Steve Adubato sits down with Angelo J. Genova, Esq., Chairman & Managing Partner, Genova Burns LLC, to discuss the demise of the political parties and the differences between candidate-centered campaigns vs party-centered campaigns.

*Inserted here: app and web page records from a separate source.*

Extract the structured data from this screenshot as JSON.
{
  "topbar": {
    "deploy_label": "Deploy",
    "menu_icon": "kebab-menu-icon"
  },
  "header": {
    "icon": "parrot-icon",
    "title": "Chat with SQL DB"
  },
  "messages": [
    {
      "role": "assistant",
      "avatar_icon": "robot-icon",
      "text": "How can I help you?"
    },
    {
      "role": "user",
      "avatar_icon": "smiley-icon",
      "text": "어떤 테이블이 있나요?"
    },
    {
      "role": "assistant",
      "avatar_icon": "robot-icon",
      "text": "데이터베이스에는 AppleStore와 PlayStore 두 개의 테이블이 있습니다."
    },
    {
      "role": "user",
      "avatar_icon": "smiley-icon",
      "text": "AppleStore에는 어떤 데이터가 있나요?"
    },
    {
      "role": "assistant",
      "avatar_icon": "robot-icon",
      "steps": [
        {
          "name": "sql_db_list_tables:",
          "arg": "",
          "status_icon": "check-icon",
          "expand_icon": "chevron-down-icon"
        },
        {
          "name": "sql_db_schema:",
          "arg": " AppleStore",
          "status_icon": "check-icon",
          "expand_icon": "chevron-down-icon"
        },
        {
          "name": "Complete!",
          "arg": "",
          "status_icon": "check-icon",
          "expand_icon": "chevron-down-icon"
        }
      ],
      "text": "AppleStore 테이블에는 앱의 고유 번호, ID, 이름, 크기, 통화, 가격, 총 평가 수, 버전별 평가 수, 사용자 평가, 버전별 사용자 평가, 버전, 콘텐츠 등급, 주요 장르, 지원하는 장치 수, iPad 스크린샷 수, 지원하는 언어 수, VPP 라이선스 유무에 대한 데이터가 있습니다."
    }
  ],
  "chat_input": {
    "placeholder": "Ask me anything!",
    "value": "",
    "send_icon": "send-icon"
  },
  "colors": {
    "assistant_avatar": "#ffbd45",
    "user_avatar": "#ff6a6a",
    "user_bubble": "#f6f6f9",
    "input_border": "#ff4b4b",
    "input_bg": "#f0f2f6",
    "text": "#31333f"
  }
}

"We are pleased to be joined by Angelo J. Genova, Chairman and Managing Partner of Genova Burns, one of the top law firms in the region. Good to see you. Good to see you Steve. And I also want to say that your firm is one of the many folks supporting the public affairs programming that we do on State of Affairs. Angelo, you're an expert when it comes to a whole range of issues having to do with campaign laws campaign finance, but we didn't have you here for that. You are concerned about the two-party system, a, and b, what it means to our nation. Make the case. Well I'm concerned on a lot of levels. It starts with the fact that when you go back in history, you know, the Founders didn't contemplate this idea that we would have two parties. And it evolved over time. And it has served us well. In fact, it served us very well through centuries. I think what's happened though is that the parties, as institutions, as institutions for developing candidates, as institutions for raising money, as institutions for establishing policies, have been displaced. And they've been displaced by the media as communicators, they've been displaced by independent expenditures - super PACs - as vehicles to raise money. The discipline that came with the development of party platforms are gone, and candidacies are all candidate centers. They're not party centers. Is that how a Donald Trump becomes the nominee? 16 candidates in the GOP primary, and then becomes president? I that part of the reason? Yeah. I think a part of... Or parts? I know... Yeah. But I think it's part of the reason, because there's a path that becomes available to a Donald Trump, or to a candidate like Donald Trump, where there's not a dependency on the party. And what typically happens, if you look over the last decade or so, you have individual candidate-centered politics. The person gets the nomination, and then the party folds in to that person. So the party gets defined by that person. And Trump is a great example of that. And the question is, is that are people...? And if you ask the average Joe, they're voting for a candidate. Not their party? They're not as identified with the party. I've observed. More and more independents? More and more independents. Well what does an independent really mean? Well, independent means I don't... ask yourself this question. Why is it that 40 percent of the electorate doesn't want to identify with a party? They don't want to identify with a party, either they don't know it, they feel that they don't want to be beholden to an ideology, they want a sense..."